WORK TO COMPLETE
Without the pictures, can you quote each line below exactly?

EXERCISE MATERIAL

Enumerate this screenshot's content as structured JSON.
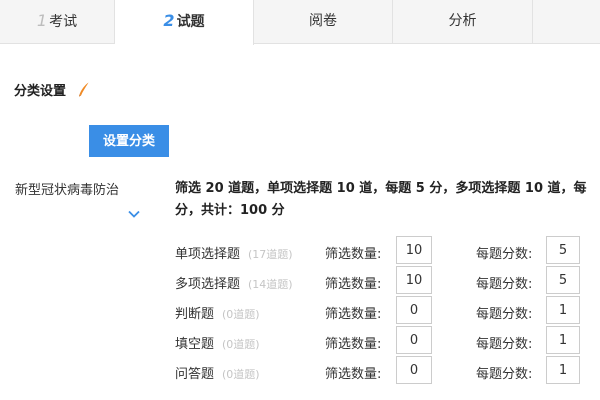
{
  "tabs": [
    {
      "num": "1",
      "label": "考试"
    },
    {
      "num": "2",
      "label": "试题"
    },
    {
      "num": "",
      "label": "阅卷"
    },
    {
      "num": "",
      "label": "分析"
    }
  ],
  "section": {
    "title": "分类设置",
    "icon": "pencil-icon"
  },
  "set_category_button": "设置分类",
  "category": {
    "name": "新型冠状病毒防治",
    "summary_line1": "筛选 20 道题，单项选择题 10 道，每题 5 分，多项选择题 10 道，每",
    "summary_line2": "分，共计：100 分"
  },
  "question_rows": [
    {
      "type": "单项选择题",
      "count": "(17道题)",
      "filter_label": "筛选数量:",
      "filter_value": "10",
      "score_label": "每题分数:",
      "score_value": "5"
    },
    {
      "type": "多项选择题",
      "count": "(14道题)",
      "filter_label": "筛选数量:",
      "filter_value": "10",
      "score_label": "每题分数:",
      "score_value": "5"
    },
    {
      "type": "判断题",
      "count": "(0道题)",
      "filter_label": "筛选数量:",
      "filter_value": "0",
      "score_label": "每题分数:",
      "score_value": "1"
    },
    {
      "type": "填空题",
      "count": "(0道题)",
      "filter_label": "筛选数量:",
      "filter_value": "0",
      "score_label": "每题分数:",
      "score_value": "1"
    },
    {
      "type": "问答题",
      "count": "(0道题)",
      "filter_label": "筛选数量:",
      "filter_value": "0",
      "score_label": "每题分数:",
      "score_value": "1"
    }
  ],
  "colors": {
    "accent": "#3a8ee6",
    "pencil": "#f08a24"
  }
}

REPLY
Enumerate this screenshot's content as structured JSON.
{
  "tabs": [
    {
      "num": "1",
      "label": "考试"
    },
    {
      "num": "2",
      "label": "试题"
    },
    {
      "num": "",
      "label": "阅卷"
    },
    {
      "num": "",
      "label": "分析"
    }
  ],
  "section": {
    "title": "分类设置",
    "icon": "pencil-icon"
  },
  "set_category_button": "设置分类",
  "category": {
    "name": "新型冠状病毒防治",
    "summary_line1": "筛选 20 道题，单项选择题 10 道，每题 5 分，多项选择题 10 道，每",
    "summary_line2": "分，共计：100 分"
  },
  "question_rows": [
    {
      "type": "单项选择题",
      "count": "(17道题)",
      "filter_label": "筛选数量:",
      "filter_value": "10",
      "score_label": "每题分数:",
      "score_value": "5"
    },
    {
      "type": "多项选择题",
      "count": "(14道题)",
      "filter_label": "筛选数量:",
      "filter_value": "10",
      "score_label": "每题分数:",
      "score_value": "5"
    },
    {
      "type": "判断题",
      "count": "(0道题)",
      "filter_label": "筛选数量:",
      "filter_value": "0",
      "score_label": "每题分数:",
      "score_value": "1"
    },
    {
      "type": "填空题",
      "count": "(0道题)",
      "filter_label": "筛选数量:",
      "filter_value": "0",
      "score_label": "每题分数:",
      "score_value": "1"
    },
    {
      "type": "问答题",
      "count": "(0道题)",
      "filter_label": "筛选数量:",
      "filter_value": "0",
      "score_label": "每题分数:",
      "score_value": "1"
    }
  ],
  "colors": {
    "accent": "#3a8ee6",
    "pencil": "#f08a24"
  }
}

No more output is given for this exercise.